» **WHAT TO DO**: Take the line containing "Extract the structured" in the listing below and copy it, along with every line after it, without alteration.

» **SUPPLIED INFORMATION**:
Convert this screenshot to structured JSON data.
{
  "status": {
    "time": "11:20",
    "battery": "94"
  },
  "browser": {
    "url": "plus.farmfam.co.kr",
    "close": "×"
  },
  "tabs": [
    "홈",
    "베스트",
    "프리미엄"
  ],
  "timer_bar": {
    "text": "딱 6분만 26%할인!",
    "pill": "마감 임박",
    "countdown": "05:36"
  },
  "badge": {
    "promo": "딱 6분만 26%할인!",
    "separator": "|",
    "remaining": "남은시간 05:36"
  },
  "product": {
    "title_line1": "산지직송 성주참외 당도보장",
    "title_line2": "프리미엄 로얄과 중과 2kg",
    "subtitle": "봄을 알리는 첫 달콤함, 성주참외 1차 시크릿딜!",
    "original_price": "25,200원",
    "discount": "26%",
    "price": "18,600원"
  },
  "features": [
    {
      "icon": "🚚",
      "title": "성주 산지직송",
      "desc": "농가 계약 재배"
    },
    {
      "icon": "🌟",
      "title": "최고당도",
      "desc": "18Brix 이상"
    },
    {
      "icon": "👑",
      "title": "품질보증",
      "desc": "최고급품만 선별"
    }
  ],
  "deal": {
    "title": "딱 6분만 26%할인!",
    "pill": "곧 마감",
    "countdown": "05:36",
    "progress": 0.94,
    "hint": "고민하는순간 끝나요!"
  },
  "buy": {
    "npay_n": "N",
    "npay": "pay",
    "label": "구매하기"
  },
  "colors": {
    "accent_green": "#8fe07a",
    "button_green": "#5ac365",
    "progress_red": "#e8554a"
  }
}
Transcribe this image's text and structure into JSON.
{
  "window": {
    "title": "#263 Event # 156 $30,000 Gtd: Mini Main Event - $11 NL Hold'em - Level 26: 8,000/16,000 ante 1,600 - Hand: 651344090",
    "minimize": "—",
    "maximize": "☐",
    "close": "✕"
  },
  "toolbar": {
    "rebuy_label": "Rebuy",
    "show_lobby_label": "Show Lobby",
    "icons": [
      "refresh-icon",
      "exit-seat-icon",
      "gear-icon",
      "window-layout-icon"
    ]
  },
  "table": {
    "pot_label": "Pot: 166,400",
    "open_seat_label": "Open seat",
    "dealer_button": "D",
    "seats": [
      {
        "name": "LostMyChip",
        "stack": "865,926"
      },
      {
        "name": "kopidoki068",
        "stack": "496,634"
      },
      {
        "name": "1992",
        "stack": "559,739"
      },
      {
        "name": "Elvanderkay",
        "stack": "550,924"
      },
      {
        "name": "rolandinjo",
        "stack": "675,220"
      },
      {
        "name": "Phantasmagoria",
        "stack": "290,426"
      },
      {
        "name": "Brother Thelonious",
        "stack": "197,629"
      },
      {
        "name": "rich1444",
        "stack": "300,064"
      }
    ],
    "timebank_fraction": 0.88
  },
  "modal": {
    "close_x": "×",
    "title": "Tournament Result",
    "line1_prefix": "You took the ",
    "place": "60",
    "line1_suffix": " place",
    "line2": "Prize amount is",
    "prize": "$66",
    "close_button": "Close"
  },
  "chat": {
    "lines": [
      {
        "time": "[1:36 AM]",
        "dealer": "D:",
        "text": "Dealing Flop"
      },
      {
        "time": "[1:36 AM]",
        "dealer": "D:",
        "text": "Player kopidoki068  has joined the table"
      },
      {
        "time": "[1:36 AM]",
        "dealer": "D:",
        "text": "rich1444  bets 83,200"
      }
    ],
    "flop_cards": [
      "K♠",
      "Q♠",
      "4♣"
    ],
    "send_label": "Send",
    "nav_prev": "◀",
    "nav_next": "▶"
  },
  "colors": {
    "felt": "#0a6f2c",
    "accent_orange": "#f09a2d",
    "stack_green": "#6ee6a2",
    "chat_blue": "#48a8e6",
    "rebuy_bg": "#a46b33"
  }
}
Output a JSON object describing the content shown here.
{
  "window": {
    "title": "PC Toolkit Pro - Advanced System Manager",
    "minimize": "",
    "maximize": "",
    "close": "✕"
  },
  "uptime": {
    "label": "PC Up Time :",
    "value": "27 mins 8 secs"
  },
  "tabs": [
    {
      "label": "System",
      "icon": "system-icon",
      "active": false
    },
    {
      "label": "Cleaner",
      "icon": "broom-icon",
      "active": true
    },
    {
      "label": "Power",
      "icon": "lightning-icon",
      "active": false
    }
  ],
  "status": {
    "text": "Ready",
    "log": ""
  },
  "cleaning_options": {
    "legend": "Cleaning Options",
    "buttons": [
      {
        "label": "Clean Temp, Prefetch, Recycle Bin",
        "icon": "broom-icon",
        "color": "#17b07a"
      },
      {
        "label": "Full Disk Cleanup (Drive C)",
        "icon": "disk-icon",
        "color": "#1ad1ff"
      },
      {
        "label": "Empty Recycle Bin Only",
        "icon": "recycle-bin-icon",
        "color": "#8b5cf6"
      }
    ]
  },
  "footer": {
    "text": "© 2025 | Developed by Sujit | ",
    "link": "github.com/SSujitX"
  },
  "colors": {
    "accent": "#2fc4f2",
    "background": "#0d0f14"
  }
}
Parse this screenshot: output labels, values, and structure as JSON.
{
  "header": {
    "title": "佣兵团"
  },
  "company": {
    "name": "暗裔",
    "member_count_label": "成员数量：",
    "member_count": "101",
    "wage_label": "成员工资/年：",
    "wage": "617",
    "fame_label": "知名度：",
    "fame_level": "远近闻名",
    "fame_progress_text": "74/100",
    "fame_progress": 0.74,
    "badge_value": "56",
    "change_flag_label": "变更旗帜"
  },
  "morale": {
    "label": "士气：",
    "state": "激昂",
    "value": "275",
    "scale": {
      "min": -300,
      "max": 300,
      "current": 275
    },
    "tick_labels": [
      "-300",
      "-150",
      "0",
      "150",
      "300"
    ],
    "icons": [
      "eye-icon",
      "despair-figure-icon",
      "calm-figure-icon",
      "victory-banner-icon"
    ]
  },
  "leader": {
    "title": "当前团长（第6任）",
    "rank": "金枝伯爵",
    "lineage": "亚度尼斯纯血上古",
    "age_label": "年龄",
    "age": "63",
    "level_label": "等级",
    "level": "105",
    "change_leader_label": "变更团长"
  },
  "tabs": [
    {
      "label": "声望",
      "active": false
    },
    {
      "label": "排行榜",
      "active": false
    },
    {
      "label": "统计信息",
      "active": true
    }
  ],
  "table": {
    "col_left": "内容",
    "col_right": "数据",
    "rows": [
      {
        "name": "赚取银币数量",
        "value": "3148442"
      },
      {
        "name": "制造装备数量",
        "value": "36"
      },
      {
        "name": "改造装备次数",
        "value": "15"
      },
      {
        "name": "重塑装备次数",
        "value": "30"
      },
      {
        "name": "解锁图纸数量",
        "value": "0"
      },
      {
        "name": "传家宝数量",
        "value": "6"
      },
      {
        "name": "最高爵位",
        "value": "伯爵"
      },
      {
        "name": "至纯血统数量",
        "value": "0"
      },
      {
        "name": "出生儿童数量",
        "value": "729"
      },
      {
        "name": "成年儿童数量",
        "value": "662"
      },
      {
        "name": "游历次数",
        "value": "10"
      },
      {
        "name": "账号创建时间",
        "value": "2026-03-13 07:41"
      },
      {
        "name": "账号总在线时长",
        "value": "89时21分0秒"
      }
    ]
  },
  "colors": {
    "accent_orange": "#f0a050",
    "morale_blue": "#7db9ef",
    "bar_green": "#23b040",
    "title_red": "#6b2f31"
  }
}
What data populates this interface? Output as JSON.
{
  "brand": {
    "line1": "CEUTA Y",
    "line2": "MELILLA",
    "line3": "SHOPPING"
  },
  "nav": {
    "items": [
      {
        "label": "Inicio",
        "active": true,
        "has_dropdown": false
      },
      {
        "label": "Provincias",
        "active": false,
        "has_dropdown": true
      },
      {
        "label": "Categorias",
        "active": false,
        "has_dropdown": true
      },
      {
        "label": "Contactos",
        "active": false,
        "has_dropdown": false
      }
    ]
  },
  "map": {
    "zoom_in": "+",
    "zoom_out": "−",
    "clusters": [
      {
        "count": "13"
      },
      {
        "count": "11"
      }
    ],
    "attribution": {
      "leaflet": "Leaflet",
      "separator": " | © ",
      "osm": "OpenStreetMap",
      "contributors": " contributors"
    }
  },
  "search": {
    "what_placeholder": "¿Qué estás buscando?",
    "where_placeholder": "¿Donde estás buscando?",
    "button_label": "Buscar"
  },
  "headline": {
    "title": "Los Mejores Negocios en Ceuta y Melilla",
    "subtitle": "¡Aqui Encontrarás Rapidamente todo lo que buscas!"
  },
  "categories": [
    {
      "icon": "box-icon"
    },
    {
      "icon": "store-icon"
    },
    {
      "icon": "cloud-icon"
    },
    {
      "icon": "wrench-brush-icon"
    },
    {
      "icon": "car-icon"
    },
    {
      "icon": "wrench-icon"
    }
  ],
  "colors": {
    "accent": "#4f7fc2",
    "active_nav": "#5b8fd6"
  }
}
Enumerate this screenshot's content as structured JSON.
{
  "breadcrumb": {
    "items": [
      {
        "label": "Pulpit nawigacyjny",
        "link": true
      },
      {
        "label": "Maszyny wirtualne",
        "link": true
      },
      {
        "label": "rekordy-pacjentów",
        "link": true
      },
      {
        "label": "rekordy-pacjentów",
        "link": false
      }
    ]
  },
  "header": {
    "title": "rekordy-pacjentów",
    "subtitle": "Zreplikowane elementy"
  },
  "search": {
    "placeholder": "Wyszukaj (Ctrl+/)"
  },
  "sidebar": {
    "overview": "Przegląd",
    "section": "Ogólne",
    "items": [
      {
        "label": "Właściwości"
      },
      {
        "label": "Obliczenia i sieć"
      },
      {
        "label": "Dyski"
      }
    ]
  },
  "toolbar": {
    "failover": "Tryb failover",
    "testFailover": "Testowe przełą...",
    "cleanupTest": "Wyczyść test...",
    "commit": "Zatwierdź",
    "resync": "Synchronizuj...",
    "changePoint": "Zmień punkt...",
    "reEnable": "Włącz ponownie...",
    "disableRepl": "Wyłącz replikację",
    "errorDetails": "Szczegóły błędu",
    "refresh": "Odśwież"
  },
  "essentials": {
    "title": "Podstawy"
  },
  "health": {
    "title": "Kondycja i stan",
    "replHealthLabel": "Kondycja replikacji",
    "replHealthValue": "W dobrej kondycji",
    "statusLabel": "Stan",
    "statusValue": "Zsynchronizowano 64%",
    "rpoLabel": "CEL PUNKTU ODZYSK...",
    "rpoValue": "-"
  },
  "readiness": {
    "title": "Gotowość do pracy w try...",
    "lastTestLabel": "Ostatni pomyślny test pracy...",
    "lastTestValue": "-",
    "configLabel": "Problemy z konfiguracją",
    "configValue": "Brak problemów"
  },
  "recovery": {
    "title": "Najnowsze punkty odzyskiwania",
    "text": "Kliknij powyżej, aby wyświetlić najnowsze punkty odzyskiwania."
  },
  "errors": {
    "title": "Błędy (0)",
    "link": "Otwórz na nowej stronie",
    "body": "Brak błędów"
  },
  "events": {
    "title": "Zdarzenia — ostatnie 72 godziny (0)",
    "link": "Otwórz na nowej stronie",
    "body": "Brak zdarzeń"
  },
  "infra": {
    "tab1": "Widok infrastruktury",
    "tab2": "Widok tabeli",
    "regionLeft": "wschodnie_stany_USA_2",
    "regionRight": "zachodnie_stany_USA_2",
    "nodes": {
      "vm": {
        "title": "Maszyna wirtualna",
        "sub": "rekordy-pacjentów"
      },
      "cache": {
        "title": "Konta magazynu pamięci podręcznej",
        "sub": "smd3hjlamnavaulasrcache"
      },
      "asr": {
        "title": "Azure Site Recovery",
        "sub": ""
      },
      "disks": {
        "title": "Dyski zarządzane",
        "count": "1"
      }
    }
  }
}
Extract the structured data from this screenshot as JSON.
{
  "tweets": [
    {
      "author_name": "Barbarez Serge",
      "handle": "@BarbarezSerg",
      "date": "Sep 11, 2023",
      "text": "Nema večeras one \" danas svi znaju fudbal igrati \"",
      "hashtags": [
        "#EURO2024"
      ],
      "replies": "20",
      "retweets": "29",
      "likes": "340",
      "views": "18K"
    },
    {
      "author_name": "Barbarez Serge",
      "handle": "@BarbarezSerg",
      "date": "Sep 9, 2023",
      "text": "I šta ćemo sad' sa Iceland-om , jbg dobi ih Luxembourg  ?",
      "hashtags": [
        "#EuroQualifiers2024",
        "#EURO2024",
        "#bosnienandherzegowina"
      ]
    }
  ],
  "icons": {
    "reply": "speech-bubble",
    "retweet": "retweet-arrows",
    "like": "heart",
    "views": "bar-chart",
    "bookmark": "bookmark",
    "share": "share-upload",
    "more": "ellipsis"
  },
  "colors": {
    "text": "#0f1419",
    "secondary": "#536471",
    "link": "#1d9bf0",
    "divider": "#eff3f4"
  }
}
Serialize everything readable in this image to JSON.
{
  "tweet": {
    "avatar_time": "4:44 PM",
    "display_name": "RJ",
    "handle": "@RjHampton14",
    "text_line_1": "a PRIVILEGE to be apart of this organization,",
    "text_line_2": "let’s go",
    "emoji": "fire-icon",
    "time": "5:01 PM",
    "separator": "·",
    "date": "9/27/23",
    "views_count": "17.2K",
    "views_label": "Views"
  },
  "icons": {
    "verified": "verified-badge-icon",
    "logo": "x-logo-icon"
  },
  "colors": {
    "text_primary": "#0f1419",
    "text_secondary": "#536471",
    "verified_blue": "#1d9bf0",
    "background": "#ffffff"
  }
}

» **SOLVED EXERCISE**:
Extract the structured data from this screenshot as JSON.
{
  "tweets": [
    {
      "author_name": "Barbarez Serge",
      "handle": "@BarbarezSerg",
      "date": "Sep 11, 2023",
      "text": "Nema večeras one \" danas svi znaju fudbal igrati \"",
      "hashtags": [
        "#EURO2024"
      ],
      "replies": "20",
      "retweets": "29",
      "likes": "340",
      "views": "18K"
    },
    {
      "author_name": "Barbarez Serge",
      "handle": "@BarbarezSerg",
      "date": "Sep 9, 2023",
      "text": "I šta ćemo sad' sa Iceland-om , jbg dobi ih Luxembourg  ?",
      "hashtags": [
        "#EuroQualifiers2024",
        "#EURO2024",
        "#bosnienandherzegowina"
      ]
    }
  ],
  "icons": {
    "reply": "speech-bubble",
    "retweet": "retweet-arrows",
    "like": "heart",
    "views": "bar-chart",
    "bookmark": "bookmark",
    "share": "share-upload",
    "more": "ellipsis"
  },
  "colors": {
    "text": "#0f1419",
    "secondary": "#536471",
    "link": "#1d9bf0",
    "divider": "#eff3f4"
  }
}
Serialize everything readable in this image to JSON.
{
  "tweet": {
    "avatar_time": "4:44 PM",
    "display_name": "RJ",
    "handle": "@RjHampton14",
    "text_line_1": "a PRIVILEGE to be apart of this organization,",
    "text_line_2": "let’s go",
    "emoji": "fire-icon",
    "time": "5:01 PM",
    "separator": "·",
    "date": "9/27/23",
    "views_count": "17.2K",
    "views_label": "Views"
  },
  "icons": {
    "verified": "verified-badge-icon",
    "logo": "x-logo-icon"
  },
  "colors": {
    "text_primary": "#0f1419",
    "text_secondary": "#536471",
    "verified_blue": "#1d9bf0",
    "background": "#ffffff"
  }
}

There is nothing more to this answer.